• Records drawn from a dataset
* * * * *
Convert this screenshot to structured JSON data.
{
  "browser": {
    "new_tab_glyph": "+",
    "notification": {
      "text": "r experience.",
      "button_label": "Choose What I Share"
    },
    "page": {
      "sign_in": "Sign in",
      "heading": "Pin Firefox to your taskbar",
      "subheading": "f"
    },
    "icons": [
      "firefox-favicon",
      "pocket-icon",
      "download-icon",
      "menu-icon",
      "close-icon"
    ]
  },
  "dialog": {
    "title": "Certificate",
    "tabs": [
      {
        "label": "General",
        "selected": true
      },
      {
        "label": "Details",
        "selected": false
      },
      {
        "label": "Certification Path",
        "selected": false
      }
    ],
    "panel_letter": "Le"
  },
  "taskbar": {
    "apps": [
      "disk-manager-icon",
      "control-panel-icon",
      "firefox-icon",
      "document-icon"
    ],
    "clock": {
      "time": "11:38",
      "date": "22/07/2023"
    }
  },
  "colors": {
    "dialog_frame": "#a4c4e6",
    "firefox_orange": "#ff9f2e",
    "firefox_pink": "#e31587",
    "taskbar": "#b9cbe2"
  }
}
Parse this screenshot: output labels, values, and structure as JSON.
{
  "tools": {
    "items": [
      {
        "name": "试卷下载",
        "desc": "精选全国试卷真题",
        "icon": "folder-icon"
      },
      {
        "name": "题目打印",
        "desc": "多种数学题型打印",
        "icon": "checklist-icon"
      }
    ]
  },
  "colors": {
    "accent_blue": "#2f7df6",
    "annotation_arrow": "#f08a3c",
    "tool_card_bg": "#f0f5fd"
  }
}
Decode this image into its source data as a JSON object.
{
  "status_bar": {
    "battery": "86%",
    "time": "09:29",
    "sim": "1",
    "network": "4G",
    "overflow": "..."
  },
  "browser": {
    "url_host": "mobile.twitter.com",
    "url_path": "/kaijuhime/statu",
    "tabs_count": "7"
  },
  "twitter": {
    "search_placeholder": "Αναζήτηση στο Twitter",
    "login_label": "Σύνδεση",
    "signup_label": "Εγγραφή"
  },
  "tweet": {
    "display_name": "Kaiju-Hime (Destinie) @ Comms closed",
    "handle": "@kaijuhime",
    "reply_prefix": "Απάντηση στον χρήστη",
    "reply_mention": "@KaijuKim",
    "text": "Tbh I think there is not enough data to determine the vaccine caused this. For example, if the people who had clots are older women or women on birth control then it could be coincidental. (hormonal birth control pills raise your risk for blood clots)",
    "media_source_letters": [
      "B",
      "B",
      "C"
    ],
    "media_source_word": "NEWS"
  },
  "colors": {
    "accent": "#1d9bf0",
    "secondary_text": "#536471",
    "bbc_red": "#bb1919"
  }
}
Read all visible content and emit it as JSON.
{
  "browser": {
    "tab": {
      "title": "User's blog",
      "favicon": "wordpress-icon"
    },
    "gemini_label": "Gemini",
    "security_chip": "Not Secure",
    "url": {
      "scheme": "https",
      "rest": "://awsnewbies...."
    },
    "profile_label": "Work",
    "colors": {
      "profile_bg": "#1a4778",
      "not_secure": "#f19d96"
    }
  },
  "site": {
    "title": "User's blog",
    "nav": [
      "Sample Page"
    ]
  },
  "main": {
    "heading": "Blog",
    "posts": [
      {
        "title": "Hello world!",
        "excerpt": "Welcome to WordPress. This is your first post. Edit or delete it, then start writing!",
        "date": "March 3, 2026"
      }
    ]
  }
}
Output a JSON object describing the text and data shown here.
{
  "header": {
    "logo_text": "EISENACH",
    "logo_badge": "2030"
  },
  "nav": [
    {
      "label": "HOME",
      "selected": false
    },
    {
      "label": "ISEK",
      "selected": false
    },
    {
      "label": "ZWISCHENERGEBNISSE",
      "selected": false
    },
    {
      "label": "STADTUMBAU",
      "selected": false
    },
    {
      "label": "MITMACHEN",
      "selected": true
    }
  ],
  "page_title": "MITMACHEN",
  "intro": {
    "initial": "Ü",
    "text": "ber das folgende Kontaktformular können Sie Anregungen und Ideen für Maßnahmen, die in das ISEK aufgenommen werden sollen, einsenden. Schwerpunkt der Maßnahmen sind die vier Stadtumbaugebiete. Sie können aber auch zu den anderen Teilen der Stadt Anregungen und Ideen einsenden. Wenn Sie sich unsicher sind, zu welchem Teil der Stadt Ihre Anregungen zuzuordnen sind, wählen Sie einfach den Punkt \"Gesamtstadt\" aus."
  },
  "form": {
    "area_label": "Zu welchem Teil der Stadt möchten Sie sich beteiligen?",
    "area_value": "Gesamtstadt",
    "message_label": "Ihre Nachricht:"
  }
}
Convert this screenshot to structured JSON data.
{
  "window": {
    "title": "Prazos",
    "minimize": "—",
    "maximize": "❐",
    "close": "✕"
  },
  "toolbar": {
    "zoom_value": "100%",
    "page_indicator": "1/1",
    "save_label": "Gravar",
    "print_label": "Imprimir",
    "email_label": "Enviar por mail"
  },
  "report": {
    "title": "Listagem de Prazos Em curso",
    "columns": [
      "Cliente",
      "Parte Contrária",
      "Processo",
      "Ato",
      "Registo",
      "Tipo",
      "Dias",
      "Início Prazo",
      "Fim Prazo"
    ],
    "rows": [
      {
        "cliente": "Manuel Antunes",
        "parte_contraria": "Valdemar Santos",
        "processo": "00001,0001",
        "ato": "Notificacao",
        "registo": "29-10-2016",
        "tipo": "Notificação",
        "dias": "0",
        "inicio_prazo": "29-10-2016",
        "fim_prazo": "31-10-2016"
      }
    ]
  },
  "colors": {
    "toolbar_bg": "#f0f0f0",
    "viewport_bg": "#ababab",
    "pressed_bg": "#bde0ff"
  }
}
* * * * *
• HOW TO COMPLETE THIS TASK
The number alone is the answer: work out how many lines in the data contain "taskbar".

• WRITTEN REPLY
3